  23. 23. dentistry until the age of 70. There is also a disability pension (again from the Försäkringskassan) for those unable to work due to chronic illness or disability. Taxes National income tax: The highest rate of income tax is about 58 % on earnings over about €46,155 per year. VAT/sales tax VAT is 25% of the value of some types of goods, including dental equipment, instruments and materials. There are also reduced rates of 12% (on public transportation, hotels and provisions etc.) and 6% (on newspapers and cinema tickets). 24
  24. 24. Other Useful Information Main national associations and information centres: Swedish Dental Association PO Box 1217 S-111 82 Stockholm Phone: +46 8 666 15 00 Fax: +46 8 662 58 42 E-mail: Website: The Swedish Association of Private Dental Practioners PO Box 1217 S-111 82 Stockholm Phone: +46 8 555 446 00 Fax: +46 8 555 446 66 E-mail: Website: Association of Public Health Dentists in Sweden PO Box 1217 S-111 82 Stockholm Phone: +46 8 545 159 80 Fax: +46 8 660 34 34 E-mail: Website: The Swedish Association of Dental Teachers Karolinska Institutet, Anders Bolin Phone: +46 8 728 81 54 The Swedish Association of Dental Students Phone: +46 8 666 15 00 25
  25. 25. Publications: Tandläkartidningen (Journal of the Swedish Dental Association) and Swedish Dental Journal (the scientific journal of the SDA), both at: PO Box 1217 S-111 82 Stockholm, Sweden Tel: +46 8 666 15 00 Fax: +46 8 666 15 95 E-mail: Competent authority: The National Board of Health and Welfare Rålambsvägen 3 S-106 30 Stockholm Phone: +46 8 555 53 000 Fax: +46 8 555 53252 E-mail: Website: 26
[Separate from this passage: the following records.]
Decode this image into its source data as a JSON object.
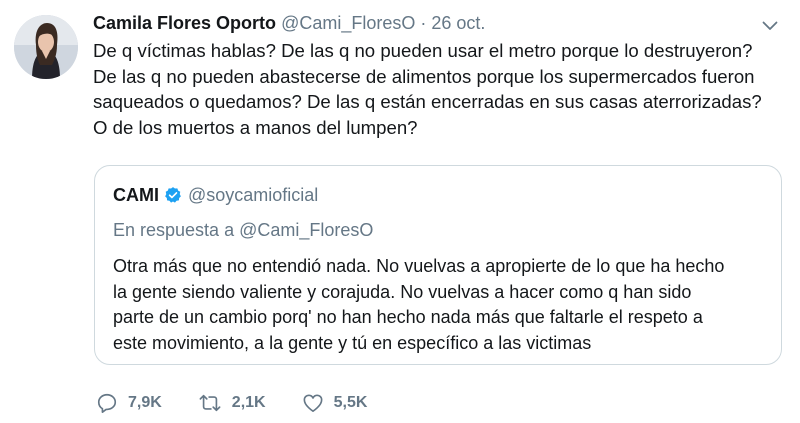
{
  "tweet": {
    "author_name": "Camila Flores Oporto",
    "author_handle": "@Cami_FloresO",
    "separator": "·",
    "date": "26 oct.",
    "lines": [
      "De q víctimas hablas? De las q no pueden usar el metro porque lo destruyeron?",
      "De las q no pueden abastecerse de alimentos porque los supermercados fueron",
      "saqueados o quedamos? De las q están encerradas en sus casas aterrorizadas?",
      "O de los muertos a manos del lumpen?"
    ]
  },
  "quote": {
    "author_name": "CAMI",
    "author_handle": "@soycamioficial",
    "reply_line": "En respuesta a @Cami_FloresO",
    "lines": [
      "Otra más que no entendió nada. No vuelvas a apropierte de lo que ha hecho",
      "la gente siendo valiente y corajuda. No vuelvas a hacer como q han sido",
      "parte de un cambio porq' no han hecho nada más que faltarle el respeto a",
      "este movimiento, a la gente y tú en específico a las victimas"
    ]
  },
  "actions": {
    "reply_count": "7,9K",
    "retweet_count": "2,1K",
    "like_count": "5,5K"
  },
  "icons": {
    "caret": "chevron-down-icon",
    "verified": "verified-badge-icon",
    "reply": "reply-icon",
    "retweet": "retweet-icon",
    "like": "heart-icon"
  },
  "colors": {
    "text": "#14171a",
    "secondary": "#657786",
    "verified": "#1da1f2",
    "border": "#cfd9de"
  }
}
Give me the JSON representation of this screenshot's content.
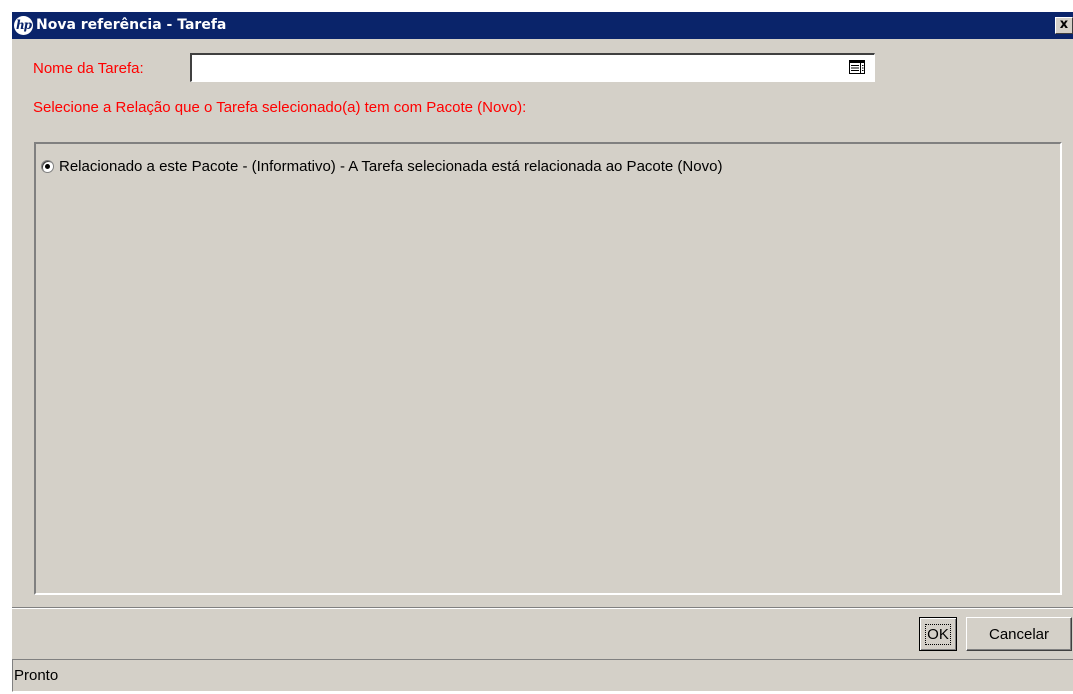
{
  "window": {
    "title": "Nova referência - Tarefa",
    "logo_text": "hp",
    "close_symbol": "x"
  },
  "form": {
    "task_name_label": "Nome da Tarefa:",
    "task_name_value": "",
    "task_name_icon": "list-picker-icon",
    "relation_prompt": "Selecione a Relação que o Tarefa selecionado(a) tem com Pacote (Novo):"
  },
  "relations": [
    {
      "label": "Relacionado a este Pacote - (Informativo) - A Tarefa selecionada está relacionada ao Pacote (Novo)",
      "selected": true
    }
  ],
  "buttons": {
    "ok": "OK",
    "cancel": "Cancelar"
  },
  "status": {
    "text": "Pronto"
  },
  "colors": {
    "titlebar": "#0a246a",
    "dialog_bg": "#d4d0c8",
    "required_label": "#ff0000"
  }
}
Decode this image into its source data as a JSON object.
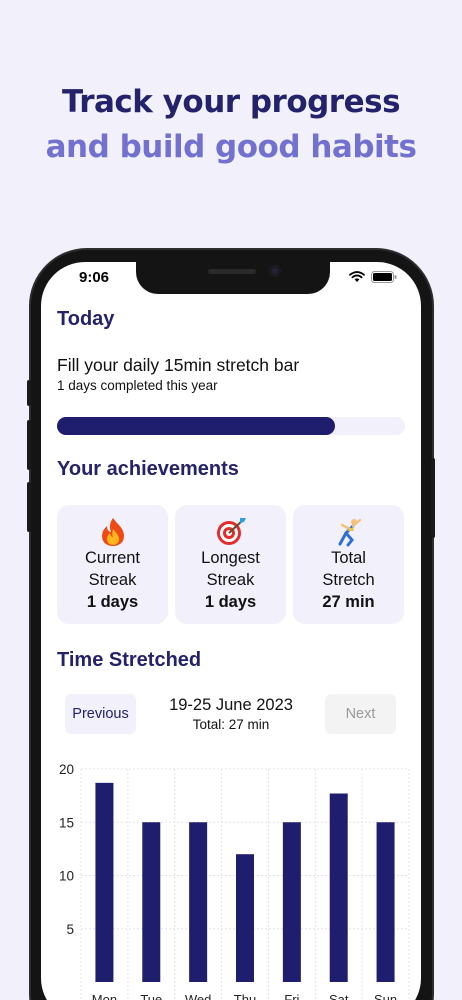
{
  "headline": {
    "line1": "Track your progress",
    "line2": "and build good habits"
  },
  "status_bar": {
    "time": "9:06"
  },
  "today": {
    "title": "Today",
    "fill_title": "Fill your daily 15min stretch bar",
    "fill_subtitle": "1 days completed this year",
    "progress": 0.8
  },
  "achievements": {
    "title": "Your achievements",
    "cards": [
      {
        "icon": "fire-icon",
        "line1": "Current",
        "line2": "Streak",
        "value": "1 days"
      },
      {
        "icon": "target-icon",
        "line1": "Longest",
        "line2": "Streak",
        "value": "1 days"
      },
      {
        "icon": "gymnast-icon",
        "line1": "Total",
        "line2": "Stretch",
        "value": "27 min"
      }
    ]
  },
  "time_stretched": {
    "title": "Time Stretched",
    "previous_label": "Previous",
    "next_label": "Next",
    "range": "19-25 June 2023",
    "total": "Total: 27 min"
  },
  "colors": {
    "accent": "#23226a",
    "accent_light": "#7271cf",
    "bar": "#1f1d6e",
    "card_bg": "#f1f0fb"
  },
  "chart_data": {
    "type": "bar",
    "categories": [
      "Mon",
      "Tue",
      "Wed",
      "Thu",
      "Fri",
      "Sat",
      "Sun"
    ],
    "values": [
      18.7,
      15,
      15,
      12,
      15,
      17.7,
      15
    ],
    "ylim": [
      0,
      20
    ],
    "yticks": [
      5,
      10,
      15,
      20
    ],
    "grid": true
  }
}
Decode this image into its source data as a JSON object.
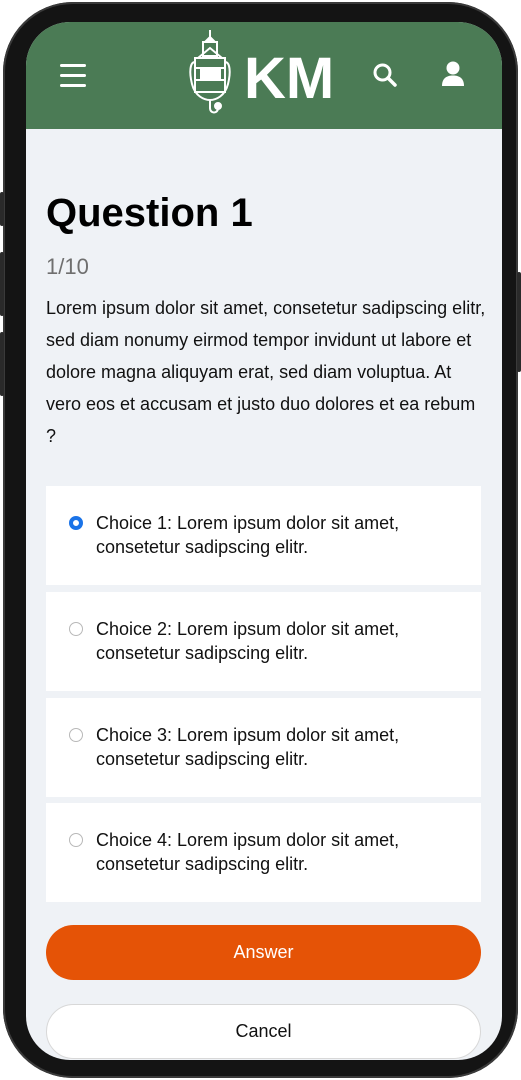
{
  "header": {
    "logo_text": "KM",
    "menu_icon": "hamburger-menu-icon",
    "search_icon": "search-icon",
    "user_icon": "user-icon",
    "color": "#4b7b55"
  },
  "question": {
    "title": "Question 1",
    "counter": "1/10",
    "text": "Lorem ipsum dolor sit amet, consetetur sadipscing elitr, sed diam nonumy eirmod tempor invidunt ut labore et dolore magna aliquyam erat, sed diam voluptua. At vero eos et accusam et justo duo dolores et ea rebum ?"
  },
  "choices": [
    {
      "label": "Choice 1: Lorem ipsum dolor sit amet, consetetur sadipscing elitr.",
      "selected": true
    },
    {
      "label": "Choice 2: Lorem ipsum dolor sit amet, consetetur sadipscing elitr.",
      "selected": false
    },
    {
      "label": "Choice 3: Lorem ipsum dolor sit amet, consetetur sadipscing elitr.",
      "selected": false
    },
    {
      "label": "Choice 4: Lorem ipsum dolor sit amet, consetetur sadipscing elitr.",
      "selected": false
    }
  ],
  "actions": {
    "answer_label": "Answer",
    "cancel_label": "Cancel",
    "answer_color": "#e55306"
  }
}
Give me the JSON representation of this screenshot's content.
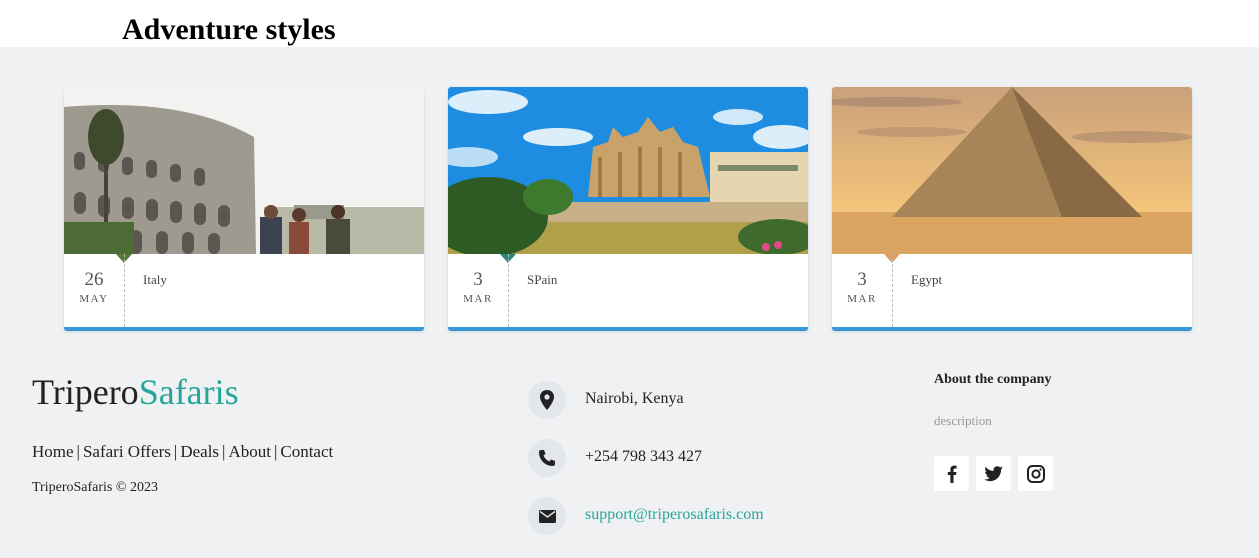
{
  "page_title": "Adventure styles",
  "cards": [
    {
      "day": "26",
      "month": "MAY",
      "location": "Italy",
      "image": "colosseum-photo"
    },
    {
      "day": "3",
      "month": "MAR",
      "location": "SPain",
      "image": "palma-cathedral-photo"
    },
    {
      "day": "3",
      "month": "MAR",
      "location": "Egypt",
      "image": "pyramid-photo"
    }
  ],
  "footer": {
    "brand_part1": "Tripero",
    "brand_part2": "Safaris",
    "links": [
      "Home",
      "Safari Offers",
      "Deals",
      "About",
      "Contact"
    ],
    "separator": "|",
    "copyright": "TriperoSafaris © 2023",
    "contact": {
      "address": "Nairobi, Kenya",
      "phone": "+254 798 343 427",
      "email": "support@triperosafaris.com"
    },
    "about_title": "About the company",
    "about_description": "description",
    "social": [
      "facebook-icon",
      "twitter-icon",
      "instagram-icon"
    ]
  },
  "colors": {
    "accent": "#26a69a",
    "card_border": "#3498db",
    "background": "#f0f1f3"
  }
}
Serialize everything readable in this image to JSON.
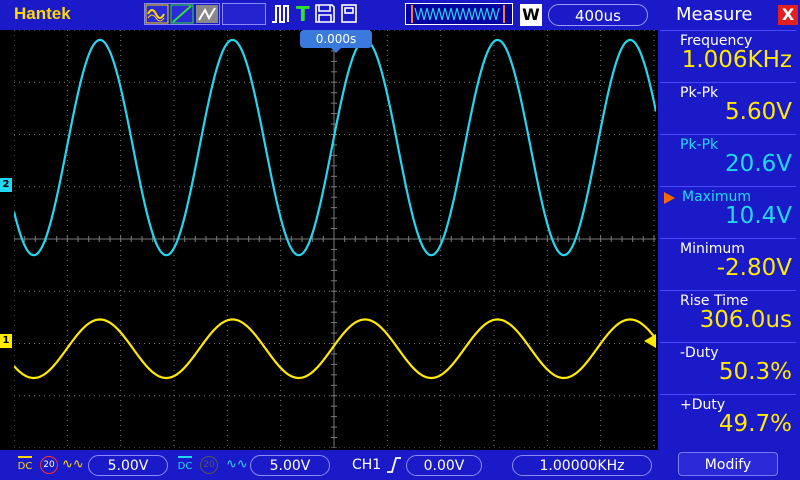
{
  "topbar": {
    "brand": "Hantek",
    "w_label": "W",
    "timebase": "400us",
    "trigger_position": "0.000s"
  },
  "colors": {
    "ch1": "#ffea00",
    "ch2": "#22d8f0",
    "bar_bg": "#1a1ac8",
    "grid": "#7a7a7a"
  },
  "icons": {
    "mode": [
      "sine-icon",
      "ramp-icon",
      "persistence-icon"
    ],
    "trigger": [
      "pulse-icon",
      "trigger-t-icon",
      "save-icon",
      "usb-icon"
    ]
  },
  "channels": {
    "ch1": {
      "marker": "1",
      "coupling": "DC",
      "bw_limit": "20",
      "volts_div": "5.00V"
    },
    "ch2": {
      "marker": "2",
      "coupling": "DC",
      "bw_limit": "20",
      "volts_div": "5.00V"
    }
  },
  "trigger": {
    "source": "CH1",
    "level": "0.00V"
  },
  "frequency_counter": "1.00000KHz",
  "measure": {
    "title": "Measure",
    "close": "X",
    "modify": "Modify",
    "items": [
      {
        "label": "Frequency",
        "value": "1.006KHz",
        "color": "#ffea00",
        "label_color": "#ffffff",
        "selected": false
      },
      {
        "label": "Pk-Pk",
        "value": "5.60V",
        "color": "#ffea00",
        "label_color": "#ffffff",
        "selected": false
      },
      {
        "label": "Pk-Pk",
        "value": "20.6V",
        "color": "#22d8f0",
        "label_color": "#22d8f0",
        "selected": false
      },
      {
        "label": "Maximum",
        "value": "10.4V",
        "color": "#22d8f0",
        "label_color": "#22d8f0",
        "selected": true
      },
      {
        "label": "Minimum",
        "value": "-2.80V",
        "color": "#ffea00",
        "label_color": "#ffffff",
        "selected": false
      },
      {
        "label": "Rise Time",
        "value": "306.0us",
        "color": "#ffea00",
        "label_color": "#ffffff",
        "selected": false
      },
      {
        "label": "-Duty",
        "value": "50.3%",
        "color": "#ffea00",
        "label_color": "#ffffff",
        "selected": false
      },
      {
        "label": "+Duty",
        "value": "49.7%",
        "color": "#ffea00",
        "label_color": "#ffffff",
        "selected": false
      }
    ]
  },
  "waveforms": {
    "ch1": {
      "frequency_khz": 1.006,
      "pk_pk_v": 5.6,
      "min_v": -2.8,
      "offset_div": -2.1
    },
    "ch2": {
      "frequency_khz": 1.006,
      "pk_pk_v": 20.6,
      "min_v": -2.8,
      "offset_div": 1.75
    },
    "volts_per_div": 5.0,
    "time_per_div_us": 400
  }
}
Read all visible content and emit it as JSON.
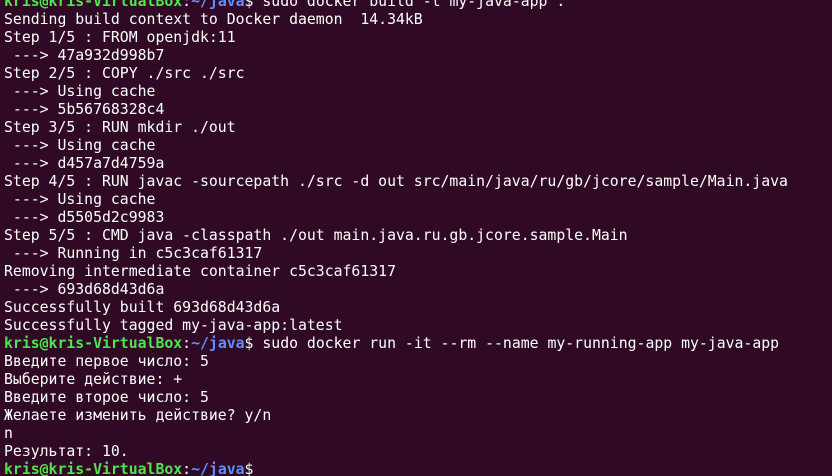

  26. 26. Dental schools: Huddinge Karolinska Institutet Odontologiska Institutionen Box 4064 S-141 04 Huddinge Phone: +46 8 728 64 60 Fax: +46 8 760 815 05 Göteborg Göteborg University Odontologiska fakulteten Medicinaregatan 12A, vån 8 Odontologen, Göteborg Phone: +46 31 773 3033 Fax: +46 31 773 32 07 E-mail: Website: Malmö Tandvårdshögskolan S-205 06 Malmö Phone: +46 40 665 8461 Fax: +46 40 925 359 Umeå Tandläkarhögskolan S-901 87 Umeå Phone: +46 90 785 60 00 Fax: +46 90 770 580 E-mail: Website: 27
  27. 27. The organisation for the dental profession We protect and develop the professional interests of dentists The Swedish Dental Association is the organisation for the dental profession. Together with the four national associations, the Swedish Association of Private Dental Practitioners, the Swedish Association of Public Dental Officers, the Swedish Association of Odontological Teachers and the Association of Dental Students, we offer dentists and dental students professional and trade-union services. Our task is to protect and develop our members’ professional interests. We do this in close co-operation with the national associations, which look after the
  28. 28. interests of their members from a trade union or business perspective. The Swedish Dental Association offers its members: • monitoring and active influencing of dentists’ professional areas of interest • continuing education, courses and the Annual Dental Congress • Tandläkartidningen (the Swedish- language journal of the Swedish Dental Association) and the Swedish Dental Journal • membership service and collegial support – Swedish Dental Association
  29. 29. PO Box 1217 . SE-111 82 Stockholm, Sweden . Tel +46 8 666 15 00 July 2003 Fax +46 8 662 58 42 . e-mail: website: